Task goal >> From the entries below, report how many lines contain the string "JSON". Give only that number.

(Beginning of Exercise data)

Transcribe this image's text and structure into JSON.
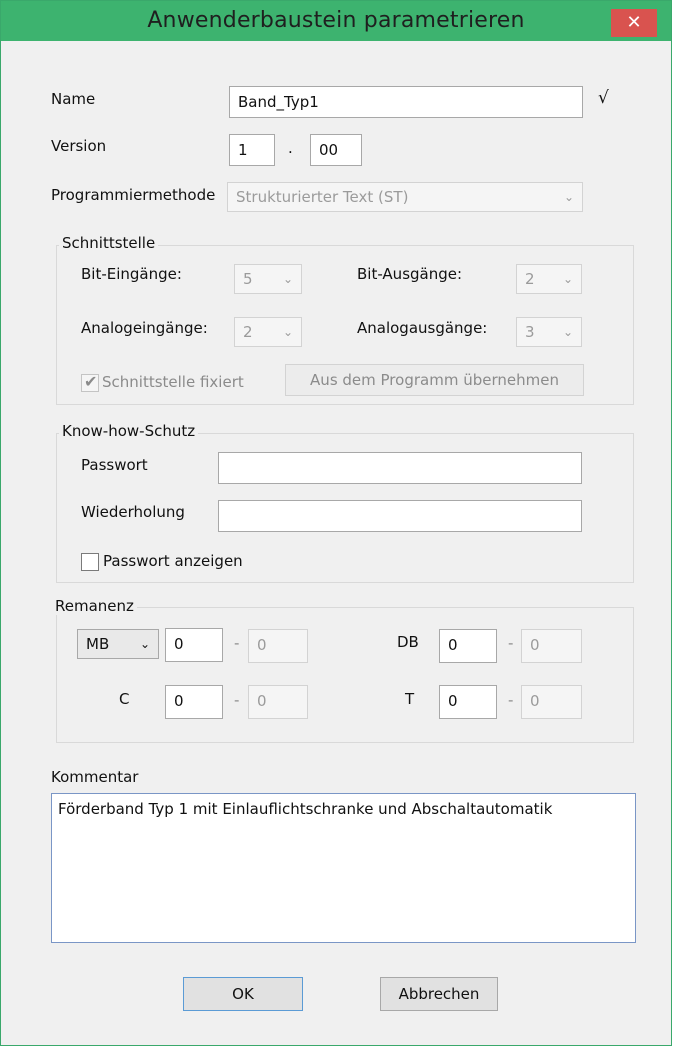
{
  "window": {
    "title": "Anwenderbaustein parametrieren",
    "close_glyph": "✕"
  },
  "fields": {
    "name_label": "Name",
    "name_value": "Band_Typ1",
    "name_valid_mark": "√",
    "version_label": "Version",
    "version_major": "1",
    "version_sep": ".",
    "version_minor": "00",
    "method_label": "Programmiermethode",
    "method_value": "Strukturierter Text (ST)"
  },
  "interface": {
    "group_label": "Schnittstelle",
    "bit_inputs_label": "Bit-Eingänge:",
    "bit_inputs_value": "5",
    "bit_outputs_label": "Bit-Ausgänge:",
    "bit_outputs_value": "2",
    "analog_inputs_label": "Analogeingänge:",
    "analog_inputs_value": "2",
    "analog_outputs_label": "Analogausgänge:",
    "analog_outputs_value": "3",
    "fixed_checkbox_label": "Schnittstelle fixiert",
    "fixed_checked": true,
    "take_from_program_button": "Aus dem Programm übernehmen"
  },
  "protection": {
    "group_label": "Know-how-Schutz",
    "password_label": "Passwort",
    "password_value": "",
    "repeat_label": "Wiederholung",
    "repeat_value": "",
    "show_password_label": "Passwort anzeigen",
    "show_password_checked": false
  },
  "retentive": {
    "group_label": "Remanenz",
    "mb_select": "MB",
    "mb_from": "0",
    "mb_to": "0",
    "db_label": "DB",
    "db_from": "0",
    "db_to": "0",
    "c_label": "C",
    "c_from": "0",
    "c_to": "0",
    "t_label": "T",
    "t_from": "0",
    "t_to": "0",
    "range_sep": "-"
  },
  "comment": {
    "label": "Kommentar",
    "value": "Förderband Typ 1 mit Einlauflichtschranke und Abschaltautomatik"
  },
  "buttons": {
    "ok": "OK",
    "cancel": "Abbrechen"
  },
  "icons": {
    "chevron": "chevron-down-icon",
    "close": "close-icon",
    "check": "checkmark-icon"
  },
  "colors": {
    "titlebar": "#3db36f",
    "close_button": "#d9534f",
    "dialog_bg": "#f0f0f0"
  }
}
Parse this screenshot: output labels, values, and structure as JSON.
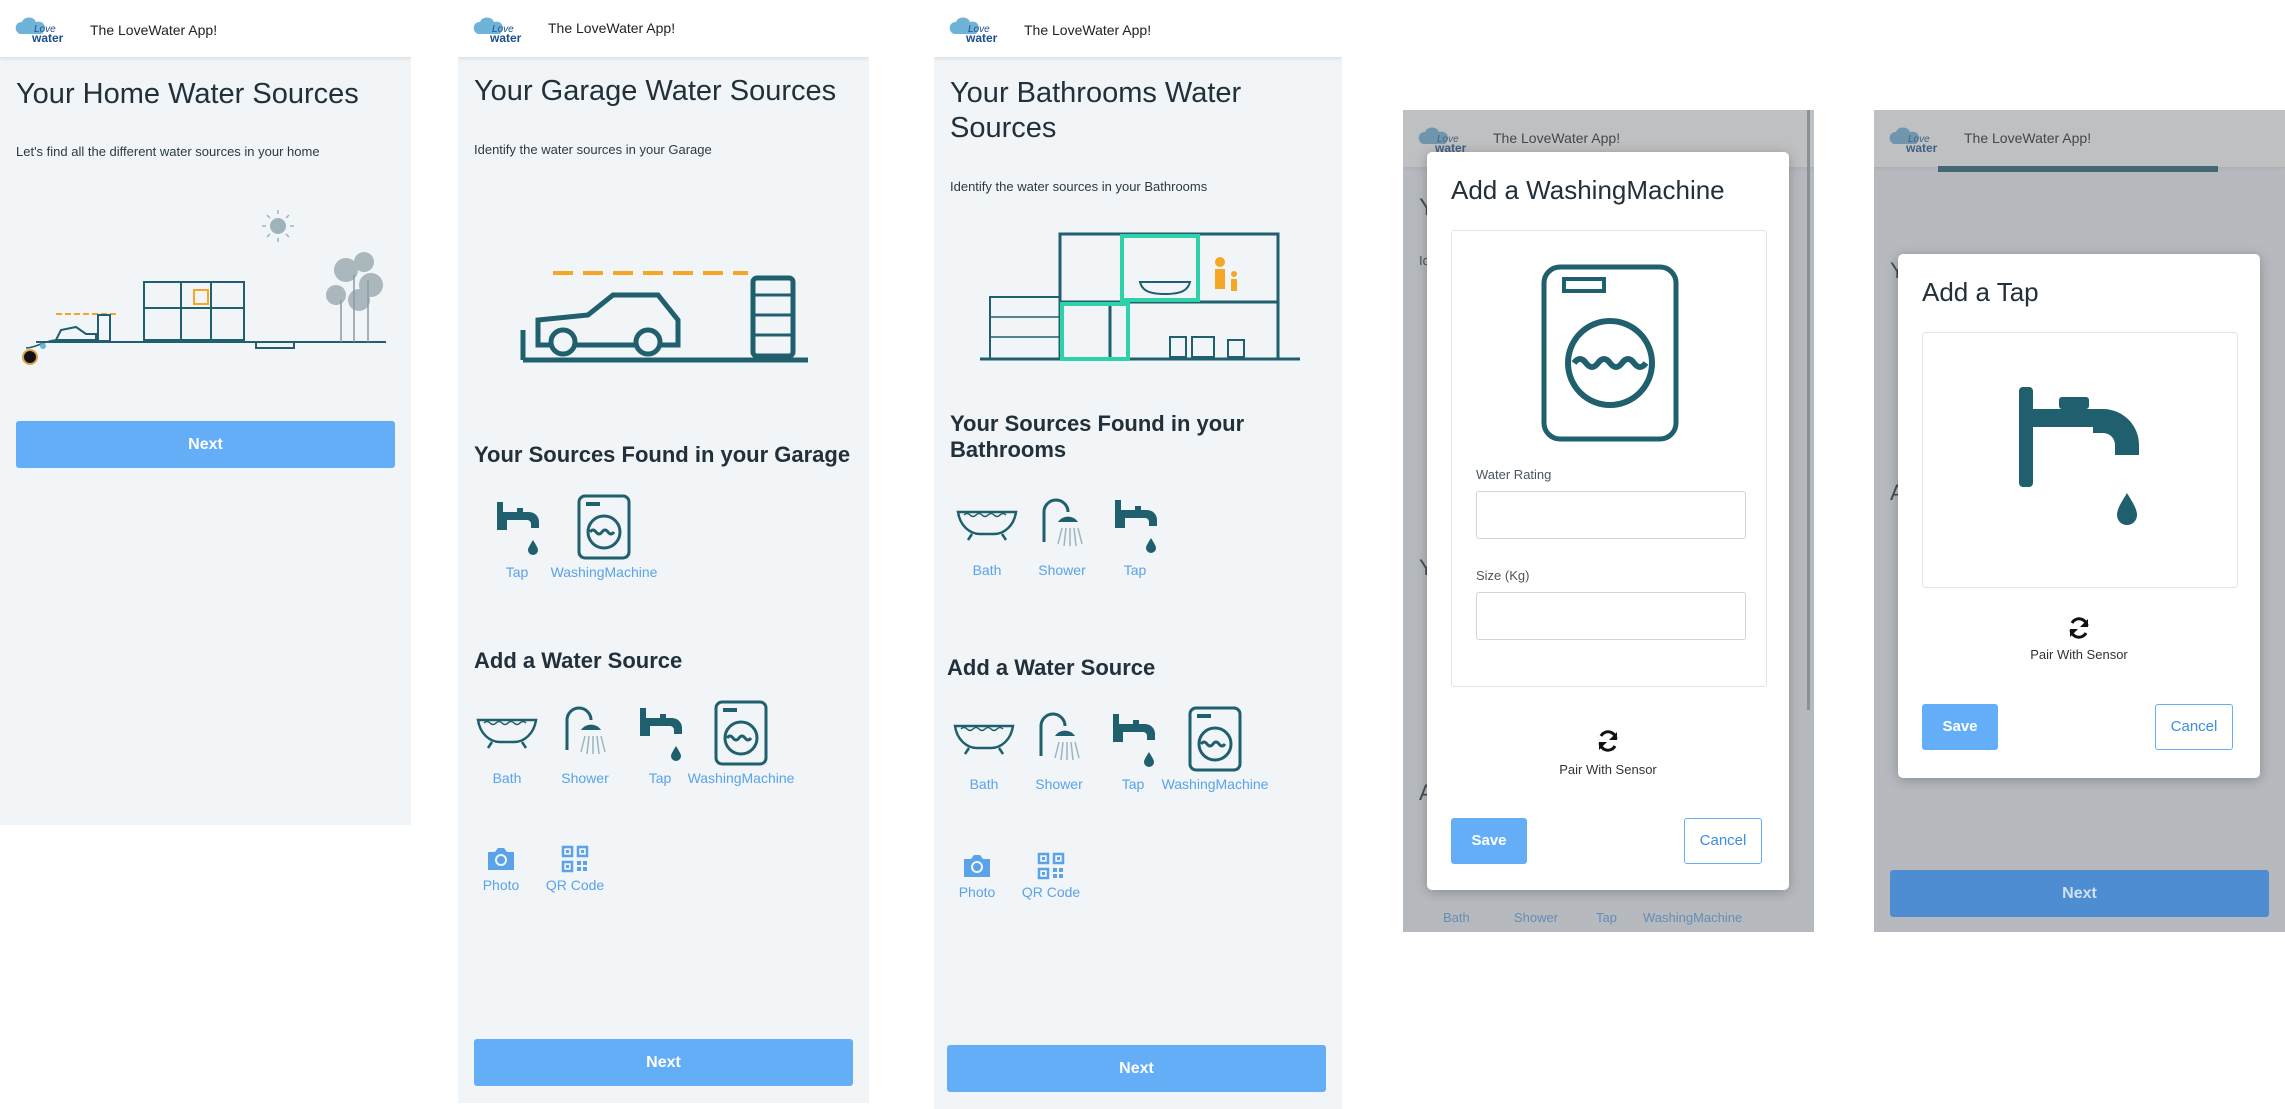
{
  "app": {
    "title": "The LoveWater App!",
    "logo_text": "Love water"
  },
  "screen1": {
    "title": "Your Home Water Sources",
    "subtitle": "Let's find all the different water sources in your home",
    "next_label": "Next"
  },
  "screen2": {
    "title": "Your Garage Water Sources",
    "subtitle": "Identify the water sources in your Garage",
    "found_heading": "Your Sources Found in your Garage",
    "found": [
      {
        "label": "Tap"
      },
      {
        "label": "WashingMachine"
      }
    ],
    "add_heading": "Add a Water Source",
    "add": [
      {
        "label": "Bath"
      },
      {
        "label": "Shower"
      },
      {
        "label": "Tap"
      },
      {
        "label": "WashingMachine"
      }
    ],
    "extra": [
      {
        "label": "Photo"
      },
      {
        "label": "QR Code"
      }
    ],
    "next_label": "Next"
  },
  "screen3": {
    "title_line1": "Your Bathrooms Water",
    "title_line2": "Sources",
    "subtitle": "Identify the water sources in your Bathrooms",
    "found_heading_line1": "Your Sources Found in your",
    "found_heading_line2": "Bathrooms",
    "found": [
      {
        "label": "Bath"
      },
      {
        "label": "Shower"
      },
      {
        "label": "Tap"
      }
    ],
    "add_heading": "Add a Water Source",
    "add": [
      {
        "label": "Bath"
      },
      {
        "label": "Shower"
      },
      {
        "label": "Tap"
      },
      {
        "label": "WashingMachine"
      }
    ],
    "extra": [
      {
        "label": "Photo"
      },
      {
        "label": "QR Code"
      }
    ],
    "next_label": "Next"
  },
  "screen4": {
    "bg_letters": [
      "Y",
      "Id",
      "Y",
      "A"
    ],
    "bg_labels": [
      "Bath",
      "Shower",
      "Tap",
      "WashingMachine"
    ],
    "modal": {
      "title": "Add a WashingMachine",
      "water_rating_label": "Water Rating",
      "water_rating_value": "",
      "size_label": "Size (Kg)",
      "size_value": "",
      "pair_label": "Pair With Sensor",
      "save_label": "Save",
      "cancel_label": "Cancel"
    }
  },
  "screen5": {
    "bg_letters": [
      "Y",
      "A"
    ],
    "modal": {
      "title": "Add a Tap",
      "pair_label": "Pair With Sensor",
      "save_label": "Save",
      "cancel_label": "Cancel"
    },
    "next_label": "Next"
  },
  "colors": {
    "primary": "#64aef8",
    "icon": "#1f5f6e",
    "accent": "#2ed1a8",
    "orange": "#f5a623"
  }
}
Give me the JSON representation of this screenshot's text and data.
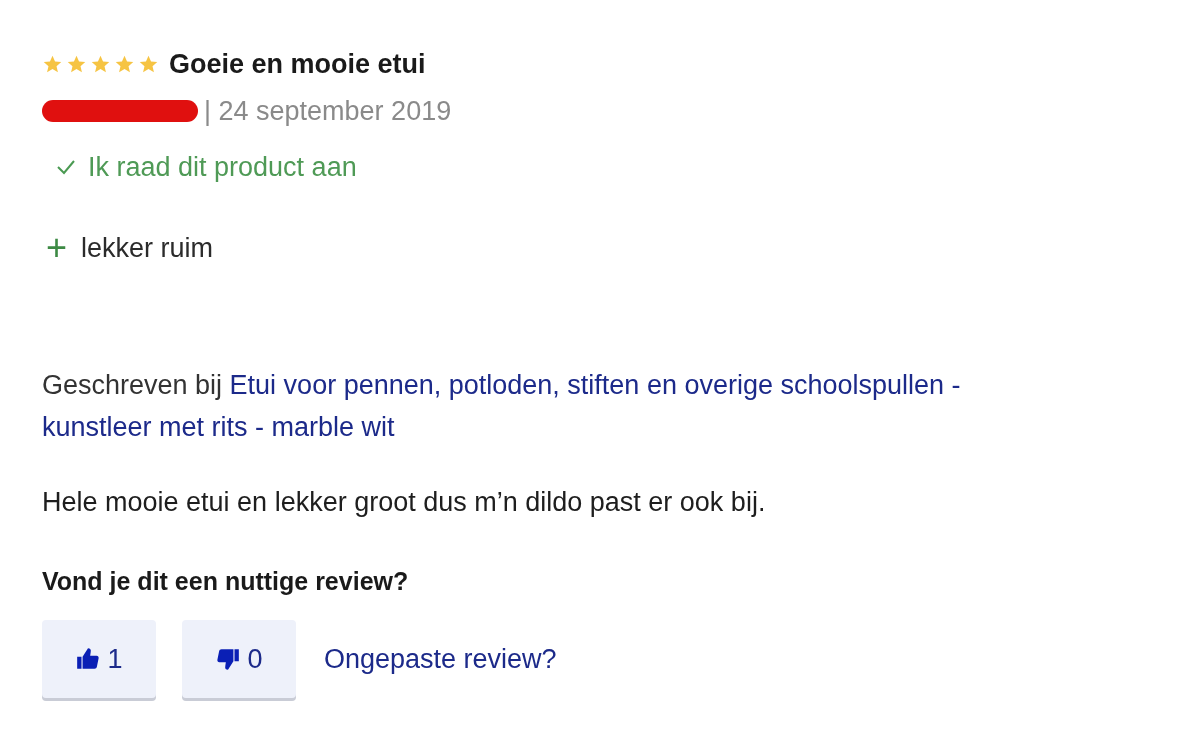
{
  "review": {
    "stars": 5,
    "title": "Goeie en mooie etui",
    "date": "| 24 september 2019",
    "recommended": true,
    "recommend_text": "Ik raad dit product aan",
    "pros": [
      {
        "sign": "+",
        "text": "lekker ruim"
      }
    ],
    "written_for": {
      "prefix": "Geschreven bij",
      "link_lines": [
        "Etui voor pennen, potloden, stiften en overige schoolspullen -",
        "kunstleer met rits - marble wit"
      ]
    },
    "body": "Hele mooie etui en lekker groot dus m’n dildo past er ook bij.",
    "helpful_question": "Vond je dit een nuttige review?",
    "votes": [
      {
        "kind": "up",
        "count": "1"
      },
      {
        "kind": "down",
        "count": "0"
      }
    ],
    "report_link": "Ongepaste review?"
  }
}
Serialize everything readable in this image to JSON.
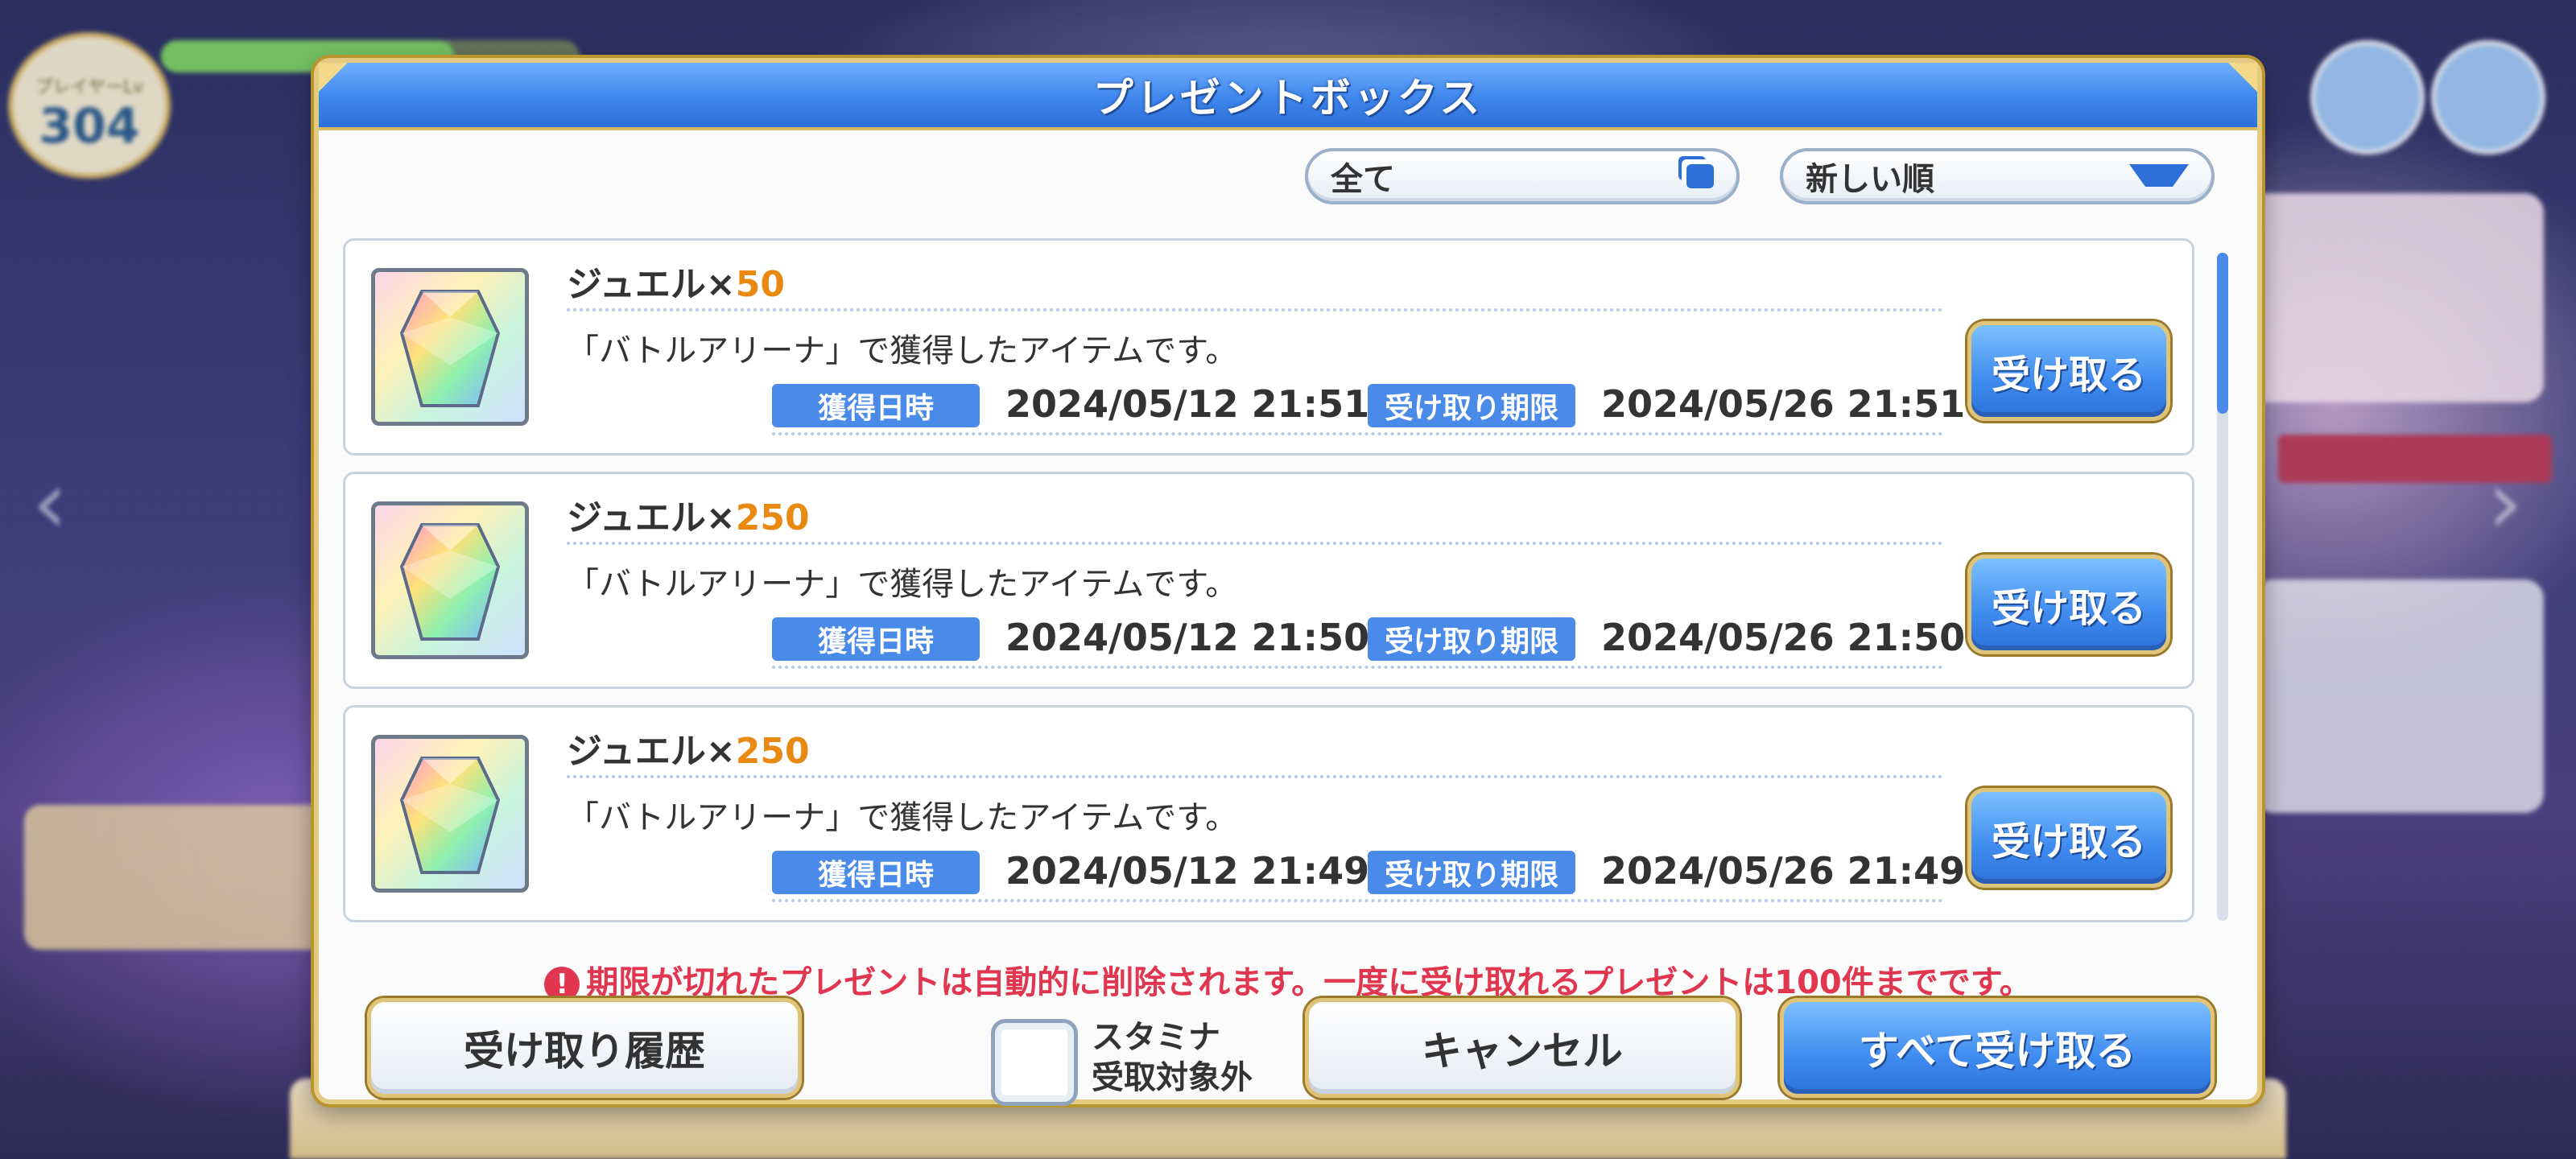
{
  "background": {
    "player_level_label": "プレイヤーLv",
    "player_level": "304"
  },
  "dialog": {
    "title": "プレゼントボックス",
    "filter": {
      "selected": "全て",
      "icon": "copy-icon"
    },
    "sort": {
      "selected": "新しい順",
      "icon": "triangle-down-icon"
    },
    "items": [
      {
        "name": "ジュエル×",
        "quantity": "50",
        "description": "「バトルアリーナ」で獲得したアイテムです。",
        "acquired_label": "獲得日時",
        "acquired": "2024/05/12 21:51",
        "deadline_label": "受け取り期限",
        "deadline": "2024/05/26 21:51",
        "button": "受け取る"
      },
      {
        "name": "ジュエル×",
        "quantity": "250",
        "description": "「バトルアリーナ」で獲得したアイテムです。",
        "acquired_label": "獲得日時",
        "acquired": "2024/05/12 21:50",
        "deadline_label": "受け取り期限",
        "deadline": "2024/05/26 21:50",
        "button": "受け取る"
      },
      {
        "name": "ジュエル×",
        "quantity": "250",
        "description": "「バトルアリーナ」で獲得したアイテムです。",
        "acquired_label": "獲得日時",
        "acquired": "2024/05/12 21:49",
        "deadline_label": "受け取り期限",
        "deadline": "2024/05/26 21:49",
        "button": "受け取る"
      }
    ],
    "notice": "期限が切れたプレゼントは自動的に削除されます。一度に受け取れるプレゼントは100件までです。",
    "notice_icon": "!",
    "buttons": {
      "history": "受け取り履歴",
      "stamina_line1": "スタミナ",
      "stamina_line2": "受取対象外",
      "cancel": "キャンセル",
      "receive_all": "すべて受け取る"
    }
  },
  "colors": {
    "header_blue": "#3f86ec",
    "quantity_orange": "#e88a12",
    "notice_red": "#e0364f",
    "frame_gold": "#e0c47a"
  }
}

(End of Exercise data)

Your response >> 4